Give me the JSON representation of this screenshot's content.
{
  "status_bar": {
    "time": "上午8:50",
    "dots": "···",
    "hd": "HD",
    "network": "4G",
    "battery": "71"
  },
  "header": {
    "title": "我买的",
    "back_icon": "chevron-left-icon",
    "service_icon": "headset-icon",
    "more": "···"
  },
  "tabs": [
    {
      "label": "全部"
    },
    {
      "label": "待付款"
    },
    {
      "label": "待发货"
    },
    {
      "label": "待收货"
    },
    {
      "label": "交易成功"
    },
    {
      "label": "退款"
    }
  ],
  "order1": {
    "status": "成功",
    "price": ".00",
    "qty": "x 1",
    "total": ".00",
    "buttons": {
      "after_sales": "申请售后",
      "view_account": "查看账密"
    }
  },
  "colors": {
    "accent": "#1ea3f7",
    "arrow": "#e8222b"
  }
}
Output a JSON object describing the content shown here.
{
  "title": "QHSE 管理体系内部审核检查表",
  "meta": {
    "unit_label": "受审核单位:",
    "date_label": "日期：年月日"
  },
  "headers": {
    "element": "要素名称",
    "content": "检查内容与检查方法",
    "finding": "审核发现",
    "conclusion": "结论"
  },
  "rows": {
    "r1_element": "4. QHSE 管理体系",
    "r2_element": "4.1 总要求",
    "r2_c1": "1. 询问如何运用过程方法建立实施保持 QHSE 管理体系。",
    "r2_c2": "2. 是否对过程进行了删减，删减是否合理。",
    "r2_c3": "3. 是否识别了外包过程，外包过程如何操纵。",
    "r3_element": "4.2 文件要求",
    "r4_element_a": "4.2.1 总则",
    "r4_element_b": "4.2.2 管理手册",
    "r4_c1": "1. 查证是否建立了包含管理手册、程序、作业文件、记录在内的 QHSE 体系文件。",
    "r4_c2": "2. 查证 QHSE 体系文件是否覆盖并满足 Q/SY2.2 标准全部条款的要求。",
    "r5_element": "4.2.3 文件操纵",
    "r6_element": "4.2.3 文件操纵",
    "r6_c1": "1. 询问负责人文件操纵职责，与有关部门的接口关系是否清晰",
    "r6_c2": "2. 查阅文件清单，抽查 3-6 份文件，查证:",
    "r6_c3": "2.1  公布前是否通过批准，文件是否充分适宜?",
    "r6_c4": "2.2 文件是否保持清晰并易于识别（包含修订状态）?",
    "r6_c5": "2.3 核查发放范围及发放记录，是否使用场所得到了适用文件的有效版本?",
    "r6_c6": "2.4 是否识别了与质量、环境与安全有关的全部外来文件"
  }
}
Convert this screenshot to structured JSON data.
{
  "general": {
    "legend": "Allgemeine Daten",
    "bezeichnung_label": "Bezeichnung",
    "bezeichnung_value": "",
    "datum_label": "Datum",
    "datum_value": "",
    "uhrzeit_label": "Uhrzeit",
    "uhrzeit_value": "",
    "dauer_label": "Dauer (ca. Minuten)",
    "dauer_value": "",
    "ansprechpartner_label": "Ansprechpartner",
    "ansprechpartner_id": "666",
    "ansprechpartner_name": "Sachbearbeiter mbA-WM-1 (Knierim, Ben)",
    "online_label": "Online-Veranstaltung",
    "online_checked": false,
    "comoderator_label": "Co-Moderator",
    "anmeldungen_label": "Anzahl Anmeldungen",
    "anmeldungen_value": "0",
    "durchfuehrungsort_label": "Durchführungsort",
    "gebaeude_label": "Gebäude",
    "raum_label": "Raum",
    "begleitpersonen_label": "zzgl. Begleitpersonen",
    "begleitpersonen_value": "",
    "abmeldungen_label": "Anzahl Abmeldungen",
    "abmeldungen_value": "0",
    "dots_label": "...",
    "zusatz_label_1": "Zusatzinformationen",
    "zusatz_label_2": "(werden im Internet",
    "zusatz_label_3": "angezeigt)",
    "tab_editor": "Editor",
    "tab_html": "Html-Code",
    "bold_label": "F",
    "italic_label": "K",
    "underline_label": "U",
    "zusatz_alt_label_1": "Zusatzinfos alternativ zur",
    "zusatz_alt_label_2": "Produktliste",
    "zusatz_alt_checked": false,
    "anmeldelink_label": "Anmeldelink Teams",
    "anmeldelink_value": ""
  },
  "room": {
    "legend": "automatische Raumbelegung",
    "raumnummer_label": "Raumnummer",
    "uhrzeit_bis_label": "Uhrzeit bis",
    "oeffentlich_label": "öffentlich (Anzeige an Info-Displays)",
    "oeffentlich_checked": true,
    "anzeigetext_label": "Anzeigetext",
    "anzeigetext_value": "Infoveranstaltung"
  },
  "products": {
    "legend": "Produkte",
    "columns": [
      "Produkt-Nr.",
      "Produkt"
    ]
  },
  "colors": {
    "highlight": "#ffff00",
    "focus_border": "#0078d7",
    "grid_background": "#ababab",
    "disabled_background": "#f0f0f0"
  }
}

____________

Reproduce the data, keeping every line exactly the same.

### RESPONSE TO THIS EXERCISE
Give me the JSON representation of this screenshot's content.
{
  "status_bar": {
    "time": "上午8:50",
    "dots": "···",
    "hd": "HD",
    "network": "4G",
    "battery": "71"
  },
  "header": {
    "title": "我买的",
    "back_icon": "chevron-left-icon",
    "service_icon": "headset-icon",
    "more": "···"
  },
  "tabs": [
    {
      "label": "全部"
    },
    {
      "label": "待付款"
    },
    {
      "label": "待发货"
    },
    {
      "label": "待收货"
    },
    {
      "label": "交易成功"
    },
    {
      "label": "退款"
    }
  ],
  "order1": {
    "status": "成功",
    "price": ".00",
    "qty": "x 1",
    "total": ".00",
    "buttons": {
      "after_sales": "申请售后",
      "view_account": "查看账密"
    }
  },
  "colors": {
    "accent": "#1ea3f7",
    "arrow": "#e8222b"
  }
}
Output a JSON object describing the content shown here.
{
  "title": "QHSE 管理体系内部审核检查表",
  "meta": {
    "unit_label": "受审核单位:",
    "date_label": "日期：年月日"
  },
  "headers": {
    "element": "要素名称",
    "content": "检查内容与检查方法",
    "finding": "审核发现",
    "conclusion": "结论"
  },
  "rows": {
    "r1_element": "4. QHSE 管理体系",
    "r2_element": "4.1 总要求",
    "r2_c1": "1. 询问如何运用过程方法建立实施保持 QHSE 管理体系。",
    "r2_c2": "2. 是否对过程进行了删减，删减是否合理。",
    "r2_c3": "3. 是否识别了外包过程，外包过程如何操纵。",
    "r3_element": "4.2 文件要求",
    "r4_element_a": "4.2.1 总则",
    "r4_element_b": "4.2.2 管理手册",
    "r4_c1": "1. 查证是否建立了包含管理手册、程序、作业文件、记录在内的 QHSE 体系文件。",
    "r4_c2": "2. 查证 QHSE 体系文件是否覆盖并满足 Q/SY2.2 标准全部条款的要求。",
    "r5_element": "4.2.3 文件操纵",
    "r6_element": "4.2.3 文件操纵",
    "r6_c1": "1. 询问负责人文件操纵职责，与有关部门的接口关系是否清晰",
    "r6_c2": "2. 查阅文件清单，抽查 3-6 份文件，查证:",
    "r6_c3": "2.1  公布前是否通过批准，文件是否充分适宜?",
    "r6_c4": "2.2 文件是否保持清晰并易于识别（包含修订状态）?",
    "r6_c5": "2.3 核查发放范围及发放记录，是否使用场所得到了适用文件的有效版本?",
    "r6_c6": "2.4 是否识别了与质量、环境与安全有关的全部外来文件"
  }
}
Convert this screenshot to structured JSON data.
{
  "general": {
    "legend": "Allgemeine Daten",
    "bezeichnung_label": "Bezeichnung",
    "bezeichnung_value": "",
    "datum_label": "Datum",
    "datum_value": "",
    "uhrzeit_label": "Uhrzeit",
    "uhrzeit_value": "",
    "dauer_label": "Dauer (ca. Minuten)",
    "dauer_value": "",
    "ansprechpartner_label": "Ansprechpartner",
    "ansprechpartner_id": "666",
    "ansprechpartner_name": "Sachbearbeiter mbA-WM-1 (Knierim, Ben)",
    "online_label": "Online-Veranstaltung",
    "online_checked": false,
    "comoderator_label": "Co-Moderator",
    "anmeldungen_label": "Anzahl Anmeldungen",
    "anmeldungen_value": "0",
    "durchfuehrungsort_label": "Durchführungsort",
    "gebaeude_label": "Gebäude",
    "raum_label": "Raum",
    "begleitpersonen_label": "zzgl. Begleitpersonen",
    "begleitpersonen_value": "",
    "abmeldungen_label": "Anzahl Abmeldungen",
    "abmeldungen_value": "0",
    "dots_label": "...",
    "zusatz_label_1": "Zusatzinformationen",
    "zusatz_label_2": "(werden im Internet",
    "zusatz_label_3": "angezeigt)",
    "tab_editor": "Editor",
    "tab_html": "Html-Code",
    "bold_label": "F",
    "italic_label": "K",
    "underline_label": "U",
    "zusatz_alt_label_1": "Zusatzinfos alternativ zur",
    "zusatz_alt_label_2": "Produktliste",
    "zusatz_alt_checked": false,
    "anmeldelink_label": "Anmeldelink Teams",
    "anmeldelink_value": ""
  },
  "room": {
    "legend": "automatische Raumbelegung",
    "raumnummer_label": "Raumnummer",
    "uhrzeit_bis_label": "Uhrzeit bis",
    "oeffentlich_label": "öffentlich (Anzeige an Info-Displays)",
    "oeffentlich_checked": true,
    "anzeigetext_label": "Anzeigetext",
    "anzeigetext_value": "Infoveranstaltung"
  },
  "products": {
    "legend": "Produkte",
    "columns": [
      "Produkt-Nr.",
      "Produkt"
    ]
  },
  "colors": {
    "highlight": "#ffff00",
    "focus_border": "#0078d7",
    "grid_background": "#ababab",
    "disabled_background": "#f0f0f0"
  }
}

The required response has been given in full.